* PROBLEM TO SOLVE: Start at the first line below and write out everything verbatim except the pictures.

* INPUT RECORDS:
──────────────────────────────
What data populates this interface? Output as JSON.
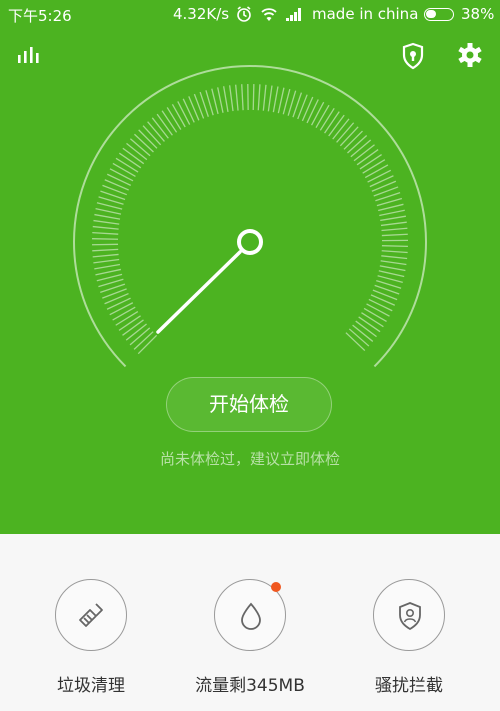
{
  "status_bar": {
    "time": "下午5:26",
    "speed": "4.32K/s",
    "carrier": "made in china",
    "battery": "38%",
    "battery_level": 0.38
  },
  "header": {
    "stats_icon": "bar-chart-icon",
    "shield_icon": "shield-lock-icon",
    "settings_icon": "gear-icon"
  },
  "gauge": {
    "needle_icon": "gauge-needle"
  },
  "main": {
    "check_button": "开始体检",
    "hint": "尚未体检过，建议立即体检"
  },
  "tools": [
    {
      "label": "垃圾清理",
      "icon": "broom-icon"
    },
    {
      "label": "流量剩345MB",
      "icon": "water-drop-icon",
      "badge": true
    },
    {
      "label": "骚扰拦截",
      "icon": "shield-user-icon"
    }
  ],
  "colors": {
    "primary": "#4cb321",
    "badge": "#f0571f"
  }
}
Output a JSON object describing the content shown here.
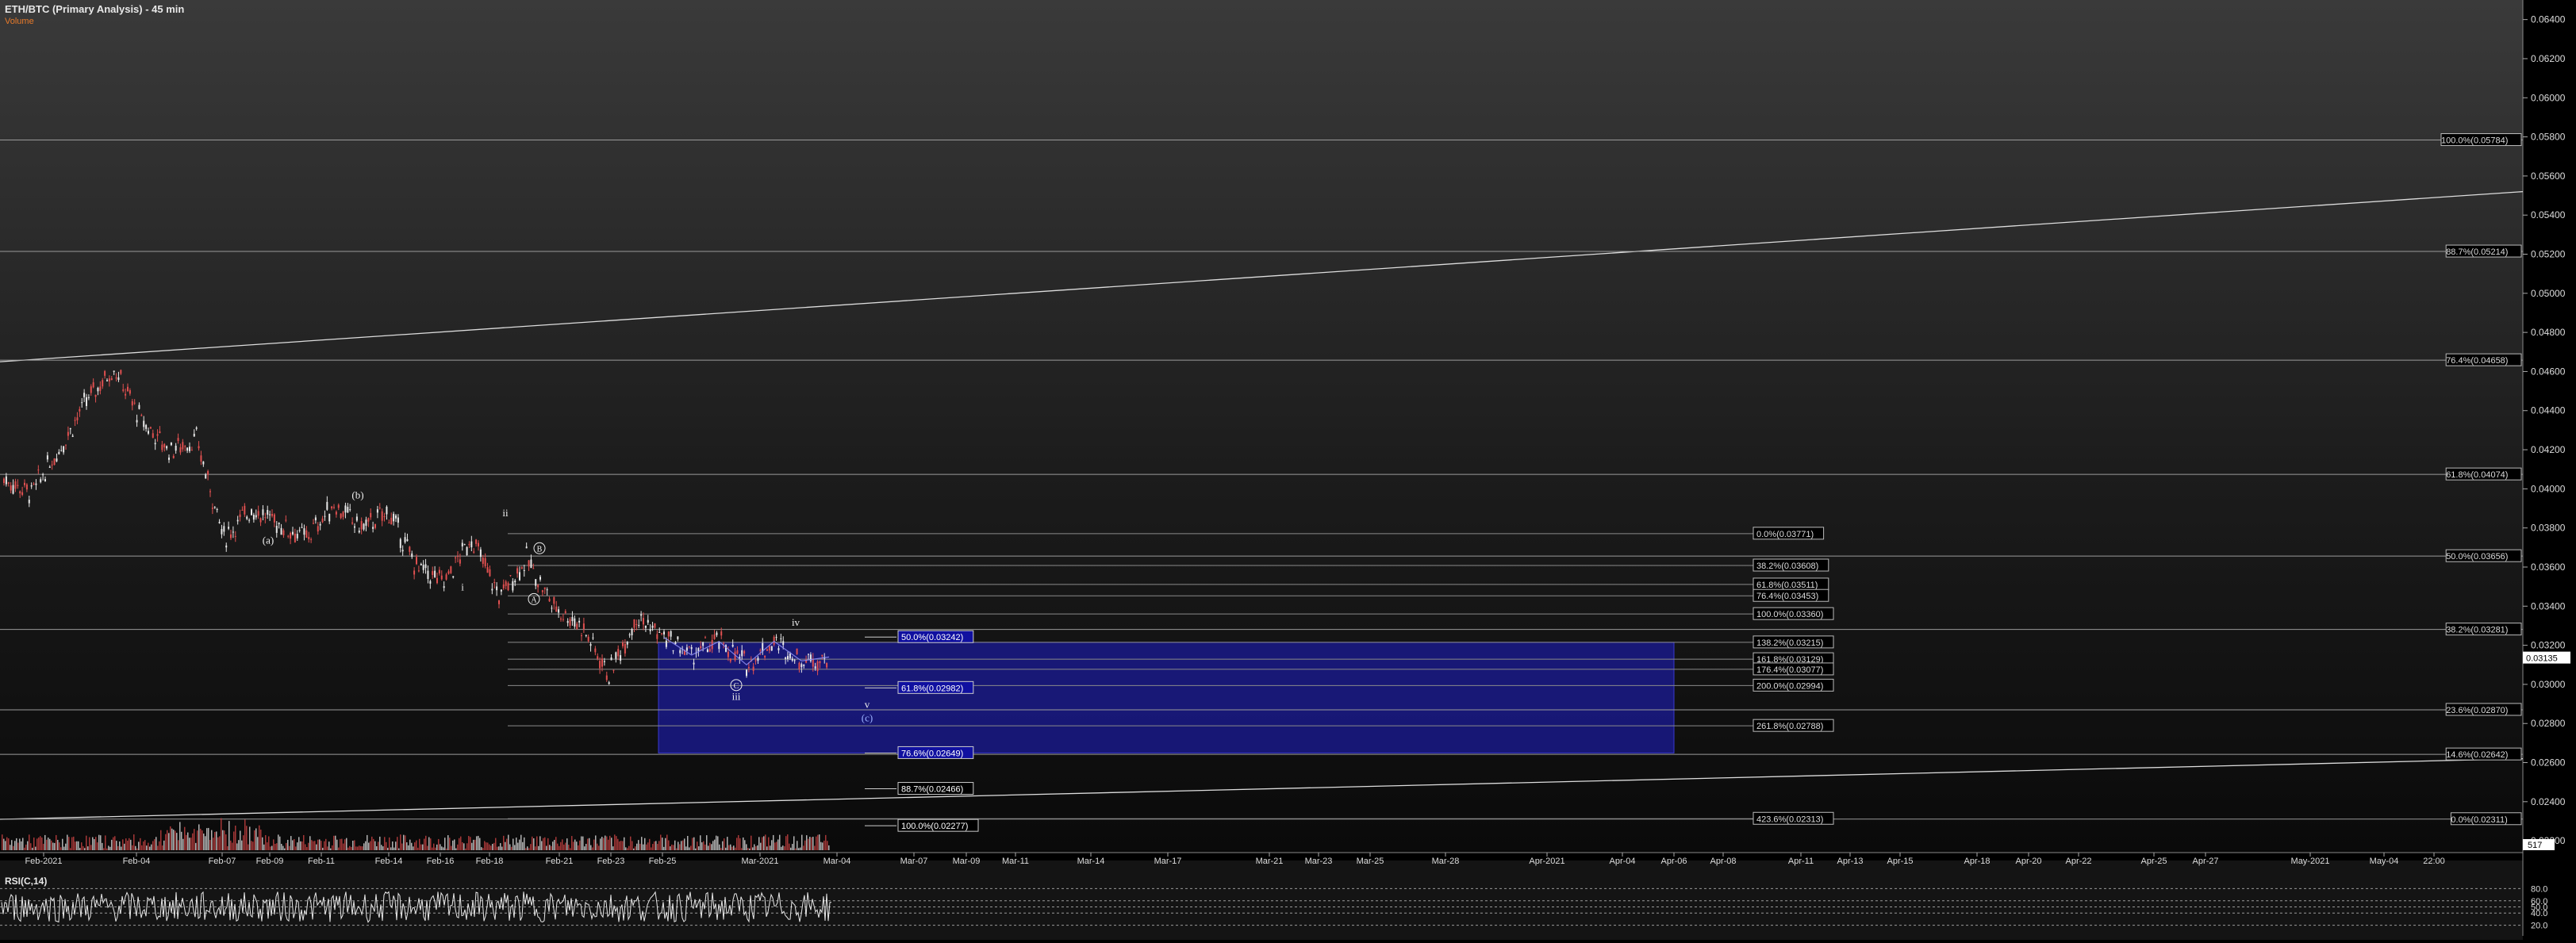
{
  "header": {
    "title": "ETH/BTC (Primary Analysis) - 45 min",
    "subtitle": "Volume"
  },
  "rsi": {
    "label": "RSI(C,14)",
    "ticks": [
      "80.0",
      "60.0",
      "50.0",
      "40.0",
      "20.0"
    ]
  },
  "volume_badge": "517",
  "price_badge": "0.03135",
  "colors": {
    "background": "#000000",
    "zone": "#1a1a8c",
    "up": "#e8e8e8",
    "down": "#e05050",
    "grid": "#ffffff"
  },
  "chart_data": {
    "type": "line",
    "title": "ETH/BTC (Primary Analysis) - 45 min",
    "y_ticks": [
      "0.02200",
      "0.02400",
      "0.02600",
      "0.02800",
      "0.03000",
      "0.03200",
      "0.03400",
      "0.03600",
      "0.03800",
      "0.04000",
      "0.04200",
      "0.04400",
      "0.04600",
      "0.04800",
      "0.05000",
      "0.05200",
      "0.05400",
      "0.05600",
      "0.05800",
      "0.06000",
      "0.06200",
      "0.06400"
    ],
    "ylim": [
      0.0216,
      0.065
    ],
    "x_ticks": [
      "Feb-2021",
      "Feb-04",
      "Feb-07",
      "Feb-09",
      "Feb-11",
      "Feb-14",
      "Feb-16",
      "Feb-18",
      "Feb-21",
      "Feb-23",
      "Feb-25",
      "Mar-2021",
      "Mar-04",
      "Mar-07",
      "Mar-09",
      "Mar-11",
      "Mar-14",
      "Mar-17",
      "Mar-21",
      "Mar-23",
      "Mar-25",
      "Mar-28",
      "Apr-2021",
      "Apr-04",
      "Apr-06",
      "Apr-08",
      "Apr-11",
      "Apr-13",
      "Apr-15",
      "Apr-18",
      "Apr-20",
      "Apr-22",
      "Apr-25",
      "Apr-27",
      "May-2021",
      "May-04",
      "22:00"
    ],
    "price_series": [
      [
        "Feb-2021",
        0.0405
      ],
      [
        "Feb-02",
        0.0398
      ],
      [
        "Feb-03",
        0.042
      ],
      [
        "Feb-04",
        0.0445
      ],
      [
        "Feb-05",
        0.0462
      ],
      [
        "Feb-06",
        0.0435
      ],
      [
        "Feb-07",
        0.042
      ],
      [
        "Feb-08",
        0.0425
      ],
      [
        "Feb-09",
        0.0375
      ],
      [
        "Feb-10",
        0.039
      ],
      [
        "Feb-11",
        0.0382
      ],
      [
        "Feb-12",
        0.0375
      ],
      [
        "Feb-13",
        0.0392
      ],
      [
        "Feb-14",
        0.038
      ],
      [
        "Feb-15",
        0.0388
      ],
      [
        "Feb-16",
        0.036
      ],
      [
        "Feb-17",
        0.0352
      ],
      [
        "Feb-18",
        0.0375
      ],
      [
        "Feb-19",
        0.0345
      ],
      [
        "Feb-20",
        0.0364
      ],
      [
        "Feb-21",
        0.034
      ],
      [
        "Feb-22",
        0.033
      ],
      [
        "Feb-23",
        0.0305
      ],
      [
        "Feb-24",
        0.0335
      ],
      [
        "Feb-25",
        0.0324
      ],
      [
        "Feb-26",
        0.0315
      ],
      [
        "Feb-27",
        0.0322
      ],
      [
        "Feb-28",
        0.031
      ],
      [
        "Mar-2021",
        0.0322
      ],
      [
        "Mar-02",
        0.0312
      ],
      [
        "Mar-03",
        0.0314
      ]
    ],
    "fib_levels_right": [
      "100.0%(0.05784)",
      "88.7%(0.05214)",
      "76.4%(0.04658)",
      "61.8%(0.04074)",
      "50.0%(0.03656)",
      "38.2%(0.03281)",
      "23.6%(0.02870)",
      "14.6%(0.02642)",
      "0.0%(0.02311)"
    ],
    "fib_levels_mid": [
      "0.0%(0.03771)",
      "38.2%(0.03608)",
      "61.8%(0.03511)",
      "76.4%(0.03453)",
      "100.0%(0.03360)",
      "138.2%(0.03215)",
      "161.8%(0.03129)",
      "176.4%(0.03077)",
      "200.0%(0.02994)",
      "261.8%(0.02788)",
      "423.6%(0.02313)"
    ],
    "fib_levels_zone": [
      "50.0%(0.03242)",
      "61.8%(0.02982)",
      "76.6%(0.02649)",
      "88.7%(0.02466)",
      "100.0%(0.02277)"
    ],
    "wave_labels": [
      "(a)",
      "(b)",
      "i",
      "ii",
      "iii",
      "iv",
      "v",
      "(c)",
      "A",
      "B",
      "C"
    ],
    "channel_lines": [
      {
        "from": [
          "Feb-2021",
          0.0465
        ],
        "to": [
          "22:00",
          0.0552
        ]
      },
      {
        "from": [
          "Feb-2021",
          0.0231
        ],
        "to": [
          "22:00",
          0.0262
        ]
      }
    ],
    "target_zone": {
      "x_from": "Feb-25",
      "x_to": "Apr-06",
      "y_from": 0.02649,
      "y_to": 0.03215
    }
  }
}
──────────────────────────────
* ANSWER TO THE EXERCISE:
What data populates this interface? Output as JSON.
{
  "status_bar": {
    "time": "下午5:26",
    "speed": "4.32K/s",
    "carrier": "made in china",
    "battery": "38%",
    "battery_level": 0.38
  },
  "header": {
    "stats_icon": "bar-chart-icon",
    "shield_icon": "shield-lock-icon",
    "settings_icon": "gear-icon"
  },
  "gauge": {
    "needle_icon": "gauge-needle"
  },
  "main": {
    "check_button": "开始体检",
    "hint": "尚未体检过，建议立即体检"
  },
  "tools": [
    {
      "label": "垃圾清理",
      "icon": "broom-icon"
    },
    {
      "label": "流量剩345MB",
      "icon": "water-drop-icon",
      "badge": true
    },
    {
      "label": "骚扰拦截",
      "icon": "shield-user-icon"
    }
  ],
  "colors": {
    "primary": "#4cb321",
    "badge": "#f0571f"
  }
}
Output a JSON object describing the content shown here.
{
  "header": {
    "title": "ETH/BTC (Primary Analysis) - 45 min",
    "subtitle": "Volume"
  },
  "rsi": {
    "label": "RSI(C,14)",
    "ticks": [
      "80.0",
      "60.0",
      "50.0",
      "40.0",
      "20.0"
    ]
  },
  "volume_badge": "517",
  "price_badge": "0.03135",
  "colors": {
    "background": "#000000",
    "zone": "#1a1a8c",
    "up": "#e8e8e8",
    "down": "#e05050",
    "grid": "#ffffff"
  },
  "chart_data": {
    "type": "line",
    "title": "ETH/BTC (Primary Analysis) - 45 min",
    "y_ticks": [
      "0.02200",
      "0.02400",
      "0.02600",
      "0.02800",
      "0.03000",
      "0.03200",
      "0.03400",
      "0.03600",
      "0.03800",
      "0.04000",
      "0.04200",
      "0.04400",
      "0.04600",
      "0.04800",
      "0.05000",
      "0.05200",
      "0.05400",
      "0.05600",
      "0.05800",
      "0.06000",
      "0.06200",
      "0.06400"
    ],
    "ylim": [
      0.0216,
      0.065
    ],
    "x_ticks": [
      "Feb-2021",
      "Feb-04",
      "Feb-07",
      "Feb-09",
      "Feb-11",
      "Feb-14",
      "Feb-16",
      "Feb-18",
      "Feb-21",
      "Feb-23",
      "Feb-25",
      "Mar-2021",
      "Mar-04",
      "Mar-07",
      "Mar-09",
      "Mar-11",
      "Mar-14",
      "Mar-17",
      "Mar-21",
      "Mar-23",
      "Mar-25",
      "Mar-28",
      "Apr-2021",
      "Apr-04",
      "Apr-06",
      "Apr-08",
      "Apr-11",
      "Apr-13",
      "Apr-15",
      "Apr-18",
      "Apr-20",
      "Apr-22",
      "Apr-25",
      "Apr-27",
      "May-2021",
      "May-04",
      "22:00"
    ],
    "price_series": [
      [
        "Feb-2021",
        0.0405
      ],
      [
        "Feb-02",
        0.0398
      ],
      [
        "Feb-03",
        0.042
      ],
      [
        "Feb-04",
        0.0445
      ],
      [
        "Feb-05",
        0.0462
      ],
      [
        "Feb-06",
        0.0435
      ],
      [
        "Feb-07",
        0.042
      ],
      [
        "Feb-08",
        0.0425
      ],
      [
        "Feb-09",
        0.0375
      ],
      [
        "Feb-10",
        0.039
      ],
      [
        "Feb-11",
        0.0382
      ],
      [
        "Feb-12",
        0.0375
      ],
      [
        "Feb-13",
        0.0392
      ],
      [
        "Feb-14",
        0.038
      ],
      [
        "Feb-15",
        0.0388
      ],
      [
        "Feb-16",
        0.036
      ],
      [
        "Feb-17",
        0.0352
      ],
      [
        "Feb-18",
        0.0375
      ],
      [
        "Feb-19",
        0.0345
      ],
      [
        "Feb-20",
        0.0364
      ],
      [
        "Feb-21",
        0.034
      ],
      [
        "Feb-22",
        0.033
      ],
      [
        "Feb-23",
        0.0305
      ],
      [
        "Feb-24",
        0.0335
      ],
      [
        "Feb-25",
        0.0324
      ],
      [
        "Feb-26",
        0.0315
      ],
      [
        "Feb-27",
        0.0322
      ],
      [
        "Feb-28",
        0.031
      ],
      [
        "Mar-2021",
        0.0322
      ],
      [
        "Mar-02",
        0.0312
      ],
      [
        "Mar-03",
        0.0314
      ]
    ],
    "fib_levels_right": [
      "100.0%(0.05784)",
      "88.7%(0.05214)",
      "76.4%(0.04658)",
      "61.8%(0.04074)",
      "50.0%(0.03656)",
      "38.2%(0.03281)",
      "23.6%(0.02870)",
      "14.6%(0.02642)",
      "0.0%(0.02311)"
    ],
    "fib_levels_mid": [
      "0.0%(0.03771)",
      "38.2%(0.03608)",
      "61.8%(0.03511)",
      "76.4%(0.03453)",
      "100.0%(0.03360)",
      "138.2%(0.03215)",
      "161.8%(0.03129)",
      "176.4%(0.03077)",
      "200.0%(0.02994)",
      "261.8%(0.02788)",
      "423.6%(0.02313)"
    ],
    "fib_levels_zone": [
      "50.0%(0.03242)",
      "61.8%(0.02982)",
      "76.6%(0.02649)",
      "88.7%(0.02466)",
      "100.0%(0.02277)"
    ],
    "wave_labels": [
      "(a)",
      "(b)",
      "i",
      "ii",
      "iii",
      "iv",
      "v",
      "(c)",
      "A",
      "B",
      "C"
    ],
    "channel_lines": [
      {
        "from": [
          "Feb-2021",
          0.0465
        ],
        "to": [
          "22:00",
          0.0552
        ]
      },
      {
        "from": [
          "Feb-2021",
          0.0231
        ],
        "to": [
          "22:00",
          0.0262
        ]
      }
    ],
    "target_zone": {
      "x_from": "Feb-25",
      "x_to": "Apr-06",
      "y_from": 0.02649,
      "y_to": 0.03215
    }
  }
}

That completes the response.